@Nemesis, it’s true that what makes a strategy effective is situational, but, as you said, there are some general guidelines to follow regardless of particular circumstances. Can you think of any other than avoiding falling behind in tech? Those would be helpful to compile into tips for beginners. I will consider the same question carefully before replying here again.


I have had some luck with going mainly industry and science while putting a little into economy. You want to start with science, economy, and carriers first. It is also important in the very beginning to expand as quick as you can. If you don’t your space will be very limited and you will have a hard time getting ahead. Industry at the start isn’t as important in the first few turns but you want to get industry quickly as other players get closer to your stars. Experimentation is also important because it allows you to get techs researched faster.
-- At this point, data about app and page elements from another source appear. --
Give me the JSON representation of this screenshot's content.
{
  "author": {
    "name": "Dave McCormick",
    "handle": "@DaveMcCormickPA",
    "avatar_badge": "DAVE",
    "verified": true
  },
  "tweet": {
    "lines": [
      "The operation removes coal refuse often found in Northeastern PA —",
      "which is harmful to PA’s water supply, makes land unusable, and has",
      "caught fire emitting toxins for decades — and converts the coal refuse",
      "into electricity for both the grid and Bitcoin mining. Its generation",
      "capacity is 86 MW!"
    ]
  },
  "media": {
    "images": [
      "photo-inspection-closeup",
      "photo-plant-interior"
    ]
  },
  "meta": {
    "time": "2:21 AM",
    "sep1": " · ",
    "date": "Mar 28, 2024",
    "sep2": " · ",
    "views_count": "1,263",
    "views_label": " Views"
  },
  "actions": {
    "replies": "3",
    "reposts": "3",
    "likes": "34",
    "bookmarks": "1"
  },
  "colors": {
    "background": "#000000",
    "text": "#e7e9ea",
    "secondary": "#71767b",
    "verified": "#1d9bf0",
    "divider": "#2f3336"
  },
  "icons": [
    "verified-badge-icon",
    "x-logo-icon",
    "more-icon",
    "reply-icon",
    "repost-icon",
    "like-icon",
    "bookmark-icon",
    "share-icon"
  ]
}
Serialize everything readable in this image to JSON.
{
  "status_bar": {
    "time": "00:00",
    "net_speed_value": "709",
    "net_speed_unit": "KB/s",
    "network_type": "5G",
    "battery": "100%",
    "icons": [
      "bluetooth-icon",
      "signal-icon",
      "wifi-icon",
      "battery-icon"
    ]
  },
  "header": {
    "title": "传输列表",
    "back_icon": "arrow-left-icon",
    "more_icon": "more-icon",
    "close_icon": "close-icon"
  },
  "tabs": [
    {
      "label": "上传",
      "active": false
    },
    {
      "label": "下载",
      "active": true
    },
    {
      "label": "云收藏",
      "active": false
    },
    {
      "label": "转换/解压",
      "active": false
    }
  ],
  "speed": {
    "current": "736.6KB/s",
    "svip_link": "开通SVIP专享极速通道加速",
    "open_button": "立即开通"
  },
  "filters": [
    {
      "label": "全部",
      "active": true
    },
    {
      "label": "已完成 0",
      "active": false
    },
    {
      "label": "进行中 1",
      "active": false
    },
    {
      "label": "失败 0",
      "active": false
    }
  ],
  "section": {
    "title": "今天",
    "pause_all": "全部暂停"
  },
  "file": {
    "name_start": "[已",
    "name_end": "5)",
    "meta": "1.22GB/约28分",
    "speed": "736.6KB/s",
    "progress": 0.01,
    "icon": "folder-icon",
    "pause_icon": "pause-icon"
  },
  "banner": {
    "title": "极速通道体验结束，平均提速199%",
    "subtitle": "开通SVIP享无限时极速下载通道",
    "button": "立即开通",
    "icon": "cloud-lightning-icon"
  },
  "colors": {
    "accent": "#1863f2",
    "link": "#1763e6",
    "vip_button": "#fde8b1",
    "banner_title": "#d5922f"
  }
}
The main techs you need are experimentation, weapons, manufacturing, and terraforming in the very beginning. If you are limited in space to expand then hyperspace range is also a must and should be a priority before anything else. If you have enough targets then hyperspace range isn’t as important. Scanning should be important as you get closer to other stars and you want to start expanding into other territories by attacking. These strategies can always change. It’s very important to look at the board and see what is going on frequently. These strategies are a general idea on what to aim for and no strategy is 100% perfect.


@Zaphod, you are absolutely correct! Diplomatic connections are far more important than ANYTHING else in this game, and my post disregarded this and many other aspects of the game entirely - I didn’t have time to write the whole book back then.

By headstart I meant that while other players are producing industry and preparing for border skirmishes, you rely on your defenders advantage and instead purchase a few extra carriers, with which you can claim a few more stars than the others and get cheaper infrastructure - early on this will be mostly economy. If you are allowed to do this, you can easily catch up with industry and science during mid-game when they start to matter.

A good example of a good headstart (even if it went sour): In my latest game, I started in a corner, and was able to devour two AI empires in quick progression. As a result, during the mid-game, I had about double the Economy of the 2nd ranking player ( my empire was at at its peak). However, once the dust of the mid-game settled there were five players left for end-game; a 3-empire alliance, me and my only neighbor, who was busy in real life and my only potential ally. I had to strike him down to get to the rest of the lot (he didn’t have the time to contribute and I had to grow to keep up), and there was no way I could compete with the three remaining players by myself. I tried all the tricks in the book to strike a wedge between their alliance, but I failed, lost the war and placed 4th in the end.

The game left me very frustrated, because about half of the players conceded or went AFK very early, and that included most of the players I had contacted since the beginning. A few days later I didn’t have the energy to make new alliance proposals when it would still have been possible or profitable, and anyway, most of the remaining players had already engaged in some sort of alliances or trade cartels. I also made a blunder by trying to remain neutral when the biggest player by star count was devoured by the end-game alliance… Had I known of the alliance at the time, I would surely have chosen to help the other side - which by the way went AFK a few days after the war started.